Successful Dissertation Defense


Drew Bush successfully defended his dissertation on climate change and education. Congratulations, Dr. Bush!


Student Climate Change Education: The Role of Scientific Technologies in Improving Public Geoscience Understandings

Abstract: In North America, segments of the public misunderstand the physical science of anthropogenic global climate change (AGCC) and its connection to human society. Individuals have been shown to filter their scientific understandings through identification with specific worldviews, ecological paradigms, geographic identities or political leanings. To overcome this problem, prominent scientists and the Next Generation Science Standards (NGSS) have called for curricula and instructional approaches that emphasize learning about climate research using climate models. Using the techniques of educational research, this study presents unique empirical findings on how geoscientists can employ innovate instructional approaches and science education technologies to overcome sociocultural barriers and improve public understanding of AGCC.

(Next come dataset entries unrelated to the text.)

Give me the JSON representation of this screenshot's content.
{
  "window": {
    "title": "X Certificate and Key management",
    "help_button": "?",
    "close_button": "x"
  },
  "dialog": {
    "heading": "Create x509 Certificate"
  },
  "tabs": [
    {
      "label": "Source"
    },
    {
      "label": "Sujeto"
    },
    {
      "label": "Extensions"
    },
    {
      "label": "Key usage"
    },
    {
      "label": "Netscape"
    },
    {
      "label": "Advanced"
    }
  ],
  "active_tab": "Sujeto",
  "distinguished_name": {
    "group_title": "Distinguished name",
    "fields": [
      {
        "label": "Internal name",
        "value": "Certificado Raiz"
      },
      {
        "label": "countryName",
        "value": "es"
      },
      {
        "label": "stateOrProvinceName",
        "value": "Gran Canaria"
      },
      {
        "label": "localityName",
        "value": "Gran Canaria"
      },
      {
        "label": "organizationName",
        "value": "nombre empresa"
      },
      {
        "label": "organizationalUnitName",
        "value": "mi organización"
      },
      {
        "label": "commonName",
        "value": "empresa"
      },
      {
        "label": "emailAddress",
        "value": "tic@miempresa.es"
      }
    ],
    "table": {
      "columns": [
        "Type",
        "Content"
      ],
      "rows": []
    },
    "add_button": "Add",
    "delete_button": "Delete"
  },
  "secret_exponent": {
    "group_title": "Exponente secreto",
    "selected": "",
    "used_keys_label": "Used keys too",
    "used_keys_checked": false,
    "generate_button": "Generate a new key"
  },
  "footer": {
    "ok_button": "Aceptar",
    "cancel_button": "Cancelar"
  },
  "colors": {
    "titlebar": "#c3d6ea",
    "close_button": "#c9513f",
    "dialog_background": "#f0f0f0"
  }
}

The chapters of this dissertation present detailed analysis and statistically significant results on the educational impact of students learning to run a National Aeronautics and Space Administration (NASA) global climate model (GCM). Through a series of case studies, this study explored how a key technology of climate science—a GCM—impacted student learning compared to ubiquitous simple climate education technologies. The central hypothesis was that student use of the actual research methods and technologies of climate scientists will better improve AGCC understanding. This study utilized a pre/post, control/treatment experimental design that allowed for comparison between instructional strategies and climate education technologies used by two groups of students. To operationalize this work, it employed research instruments such as pre/post diagnostic exams, performance-based assessments, pre/post questionnaires and 536-minutes of classroom video recordings. It also utilized quantitative statistical analysis to determine the significance of differences and establish what educational and sociocultural factors impacted individual student learning gains across the whole sample. Findings from this work have shown that more students succeed at understanding AGCC when exposed to inquiry research processes using scientific technologies such as GCMs. In contrast, those who learned about GCMs through lecture only showed improvement in their recall of facts tested by multiple-choice questions. Individual students’ ecological paradigms and relationships to natural places also best predicted engagement (represented by class attendance) with course materials and larger learning gains.

Biography: A guest scientist at the United States National Aeronautics and Space Administration’s (NASA) Goddard Institute for Space Studies (GISS) in New York, NY, Drew Bush is working to complete his McGill University doctoral dissertation in the Department of Geography and School of Environment. Working with Renee Sieber, his research examines how inquiry-based teaching using a classroom adapted NASA-GISS global climate model (GCM) impacts student learning of climate change science. He first began thinking about how to most effectively teach and communicate on this issue while working on United States climate and energy policy in the Washington, DC headquarters of The Wilderness Society. His subsequent master’s work at Duke University examined public perceptions of the impacts of offshore wind energy and was recognized through a Woodrow Wilson Foundation Doris Duke Conservation Fellowship. At McGill University, Drew has run graduate workshops on how to give effective presentations and teach science as a fellow with the Tomlinson Project in University-Level Science Education, founded and directed the “Be A Climate Modeler For A Week” summer camp, and conducted educational research at John Abbott College. His dissertation work was supported by a Richard H. Tomlinson Fellowship in University Science Teaching and one chapter was recently awarded the Student Paper of the Year Award by the Association of Environmental Studies and Sciences. In New York, NY, Drew instructs environmental studies students at New York University (NYU) and, this summer, is teaching at the Wallkill Correctional Facility as part of NYU’s Prison Education Program.